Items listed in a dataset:
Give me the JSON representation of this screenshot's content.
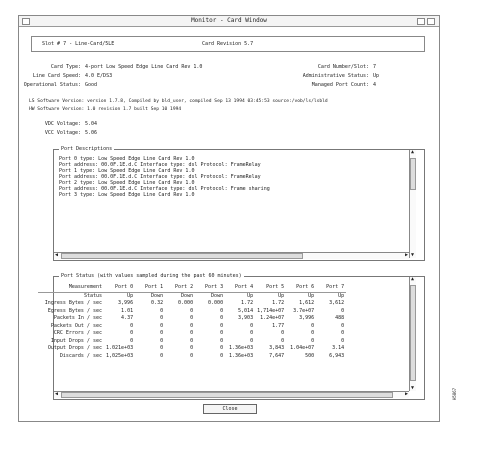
{
  "window": {
    "title": "Monitor - Card Window"
  },
  "header": {
    "slot": "Slot # 7 - Line-Card/5LE",
    "card": "Card Revision 5.7"
  },
  "info_left": [
    {
      "label": "Card Type:",
      "value": "4-port Low Speed Edge Line Card Rev 1.0"
    },
    {
      "label": "Line Card Speed:",
      "value": "4.0 E/DS3"
    },
    {
      "label": "Operational Status:",
      "value": "Good"
    }
  ],
  "info_right": [
    {
      "label": "Card Number/Slot:",
      "value": "7"
    },
    {
      "label": "Administrative Status:",
      "value": "Up"
    },
    {
      "label": "Managed Port Count:",
      "value": "4"
    }
  ],
  "software_version": "LS Software Version: version 1.7.8, Compiled by bld_user, compiled Sep 13 1994 03:45:53 source:/vob/ls/lsbld",
  "hw_version": "HW Software Version: 1.0 revision 1.7 built Sep 10 1994",
  "vdc": [
    {
      "label": "VDC Voltage:",
      "value": "5.04"
    },
    {
      "label": "VCC Voltage:",
      "value": "5.06"
    }
  ],
  "port_descriptions": {
    "title": "Port Descriptions",
    "lines": [
      "Port 0 type: Low Speed Edge Line Card Rev 1.0",
      "Port address: 00.0F.1E.d.C    Interface type: dsl          Protocol: FrameRelay",
      "",
      "Port 1 type: Low Speed Edge Line Card Rev 1.0",
      "Port address: 00.0F.1E.d.C    Interface type: dsl          Protocol: FrameRelay",
      "",
      "Port 2 type: Low Speed Edge Line Card Rev 1.0",
      "Port address: 00.0F.1E.d.C    Interface type: dsl          Protocol: Frame sharing",
      "",
      "Port 3 type: Low Speed Edge Line Card Rev 1.0"
    ]
  },
  "port_status": {
    "title": "Port Status (with values sampled during the past 60 minutes)",
    "columns": [
      "Measurement",
      "Port 0",
      "Port 1",
      "Port 2",
      "Port 3",
      "Port 4",
      "Port 5",
      "Port 6",
      "Port 7"
    ],
    "rows": [
      [
        "Status",
        "Up",
        "Down",
        "Down",
        "Down",
        "Up",
        "Up",
        "Up",
        "Up"
      ],
      [
        "Ingress Bytes / sec",
        "3,996",
        "0.32",
        "0.000",
        "0.000",
        "1.72",
        "1.72",
        "1,612",
        "3,612"
      ],
      [
        "Egress Bytes / sec",
        "1.01",
        "0",
        "0",
        "0",
        "5,014",
        "1,714e+07",
        "3.7e+07",
        "0"
      ],
      [
        "Packets In / sec",
        "4.37",
        "0",
        "0",
        "0",
        "3,903",
        "1.24e+07",
        "3,996",
        "488"
      ],
      [
        "Packets Out / sec",
        "0",
        "0",
        "0",
        "0",
        "0",
        "1.77",
        "0",
        "0"
      ],
      [
        "CRC Errors / sec",
        "0",
        "0",
        "0",
        "0",
        "0",
        "0",
        "0",
        "0"
      ],
      [
        "Input Drops / sec",
        "0",
        "0",
        "0",
        "0",
        "0",
        "0",
        "0",
        "0"
      ],
      [
        "Output Drops / sec",
        "1.021e+03",
        "0",
        "0",
        "0",
        "1.36e+03",
        "3,843",
        "1.04e+07",
        "3.14"
      ],
      [
        "Discards / sec",
        "1,025e+03",
        "0",
        "0",
        "0",
        "1.36e+03",
        "7,647",
        "500",
        "6,943"
      ]
    ]
  },
  "buttons": {
    "close": "Close"
  },
  "side_mark": "H5867"
}
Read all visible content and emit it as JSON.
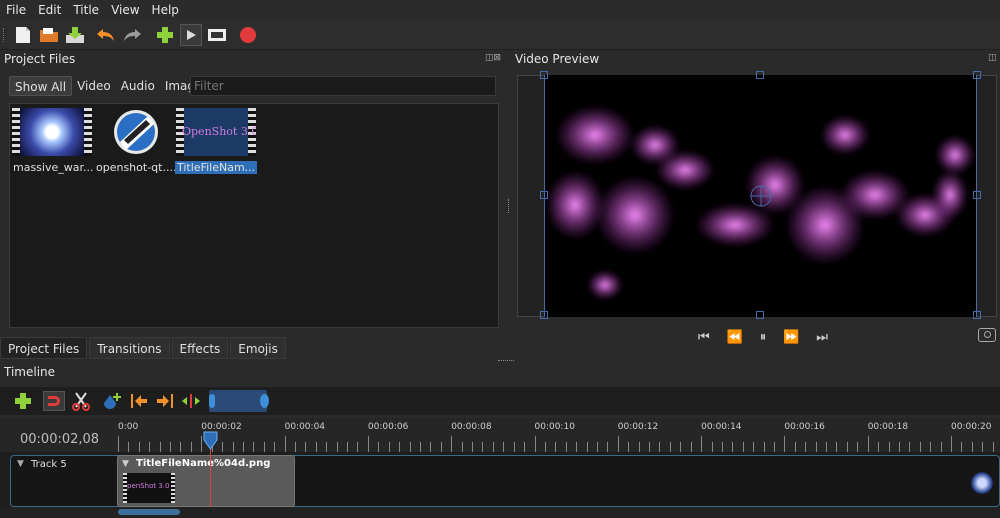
{
  "menu": [
    "File",
    "Edit",
    "Title",
    "View",
    "Help"
  ],
  "project_files": {
    "title": "Project Files",
    "filters": [
      "Show All",
      "Video",
      "Audio",
      "Image"
    ],
    "filter_placeholder": "Filter",
    "files": [
      {
        "name": "massive_war..."
      },
      {
        "name": "openshot-qt...."
      },
      {
        "name": "TitleFileNam...",
        "thumb_text": "OpenShot 3.0"
      }
    ]
  },
  "bottom_tabs": [
    "Project Files",
    "Transitions",
    "Effects",
    "Emojis"
  ],
  "video_preview": {
    "title": "Video Preview"
  },
  "timeline": {
    "title": "Timeline",
    "timecode": "00:00:02,08",
    "ticks": [
      "0:00",
      "00:00:02",
      "00:00:04",
      "00:00:06",
      "00:00:08",
      "00:00:10",
      "00:00:12",
      "00:00:14",
      "00:00:16",
      "00:00:18",
      "00:00:20"
    ],
    "track_name": "Track 5",
    "clip_name": "TitleFileName%04d.png",
    "clip_thumb_text": "penShot 3.0"
  },
  "colors": {
    "accent": "#3d8fd8",
    "record": "#e23b3b",
    "add": "#8fd13b",
    "undo": "#f2902c",
    "selection": "#2f6fb7",
    "nebula": "#e06ee8"
  }
}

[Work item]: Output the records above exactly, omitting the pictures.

[Solution for this exercise]:
Give me the JSON representation of this screenshot's content.
{
  "window": {
    "title": "Monitor - Card Window"
  },
  "header": {
    "slot": "Slot # 7 - Line-Card/5LE",
    "card": "Card Revision 5.7"
  },
  "info_left": [
    {
      "label": "Card Type:",
      "value": "4-port Low Speed Edge Line Card Rev 1.0"
    },
    {
      "label": "Line Card Speed:",
      "value": "4.0 E/DS3"
    },
    {
      "label": "Operational Status:",
      "value": "Good"
    }
  ],
  "info_right": [
    {
      "label": "Card Number/Slot:",
      "value": "7"
    },
    {
      "label": "Administrative Status:",
      "value": "Up"
    },
    {
      "label": "Managed Port Count:",
      "value": "4"
    }
  ],
  "software_version": "LS Software Version: version 1.7.8, Compiled by bld_user, compiled Sep 13 1994 03:45:53 source:/vob/ls/lsbld",
  "hw_version": "HW Software Version: 1.0 revision 1.7 built Sep 10 1994",
  "vdc": [
    {
      "label": "VDC Voltage:",
      "value": "5.04"
    },
    {
      "label": "VCC Voltage:",
      "value": "5.06"
    }
  ],
  "port_descriptions": {
    "title": "Port Descriptions",
    "lines": [
      "Port 0 type: Low Speed Edge Line Card Rev 1.0",
      "Port address: 00.0F.1E.d.C    Interface type: dsl          Protocol: FrameRelay",
      "",
      "Port 1 type: Low Speed Edge Line Card Rev 1.0",
      "Port address: 00.0F.1E.d.C    Interface type: dsl          Protocol: FrameRelay",
      "",
      "Port 2 type: Low Speed Edge Line Card Rev 1.0",
      "Port address: 00.0F.1E.d.C    Interface type: dsl          Protocol: Frame sharing",
      "",
      "Port 3 type: Low Speed Edge Line Card Rev 1.0"
    ]
  },
  "port_status": {
    "title": "Port Status (with values sampled during the past 60 minutes)",
    "columns": [
      "Measurement",
      "Port 0",
      "Port 1",
      "Port 2",
      "Port 3",
      "Port 4",
      "Port 5",
      "Port 6",
      "Port 7"
    ],
    "rows": [
      [
        "Status",
        "Up",
        "Down",
        "Down",
        "Down",
        "Up",
        "Up",
        "Up",
        "Up"
      ],
      [
        "Ingress Bytes / sec",
        "3,996",
        "0.32",
        "0.000",
        "0.000",
        "1.72",
        "1.72",
        "1,612",
        "3,612"
      ],
      [
        "Egress Bytes / sec",
        "1.01",
        "0",
        "0",
        "0",
        "5,014",
        "1,714e+07",
        "3.7e+07",
        "0"
      ],
      [
        "Packets In / sec",
        "4.37",
        "0",
        "0",
        "0",
        "3,903",
        "1.24e+07",
        "3,996",
        "488"
      ],
      [
        "Packets Out / sec",
        "0",
        "0",
        "0",
        "0",
        "0",
        "1.77",
        "0",
        "0"
      ],
      [
        "CRC Errors / sec",
        "0",
        "0",
        "0",
        "0",
        "0",
        "0",
        "0",
        "0"
      ],
      [
        "Input Drops / sec",
        "0",
        "0",
        "0",
        "0",
        "0",
        "0",
        "0",
        "0"
      ],
      [
        "Output Drops / sec",
        "1.021e+03",
        "0",
        "0",
        "0",
        "1.36e+03",
        "3,843",
        "1.04e+07",
        "3.14"
      ],
      [
        "Discards / sec",
        "1,025e+03",
        "0",
        "0",
        "0",
        "1.36e+03",
        "7,647",
        "500",
        "6,943"
      ]
    ]
  },
  "buttons": {
    "close": "Close"
  },
  "side_mark": "H5867"
}
Read all visible content and emit it as JSON.
{
  "menu": [
    "File",
    "Edit",
    "Title",
    "View",
    "Help"
  ],
  "project_files": {
    "title": "Project Files",
    "filters": [
      "Show All",
      "Video",
      "Audio",
      "Image"
    ],
    "filter_placeholder": "Filter",
    "files": [
      {
        "name": "massive_war..."
      },
      {
        "name": "openshot-qt...."
      },
      {
        "name": "TitleFileNam...",
        "thumb_text": "OpenShot 3.0"
      }
    ]
  },
  "bottom_tabs": [
    "Project Files",
    "Transitions",
    "Effects",
    "Emojis"
  ],
  "video_preview": {
    "title": "Video Preview"
  },
  "timeline": {
    "title": "Timeline",
    "timecode": "00:00:02,08",
    "ticks": [
      "0:00",
      "00:00:02",
      "00:00:04",
      "00:00:06",
      "00:00:08",
      "00:00:10",
      "00:00:12",
      "00:00:14",
      "00:00:16",
      "00:00:18",
      "00:00:20"
    ],
    "track_name": "Track 5",
    "clip_name": "TitleFileName%04d.png",
    "clip_thumb_text": "penShot 3.0"
  },
  "colors": {
    "accent": "#3d8fd8",
    "record": "#e23b3b",
    "add": "#8fd13b",
    "undo": "#f2902c",
    "selection": "#2f6fb7",
    "nebula": "#e06ee8"
  }
}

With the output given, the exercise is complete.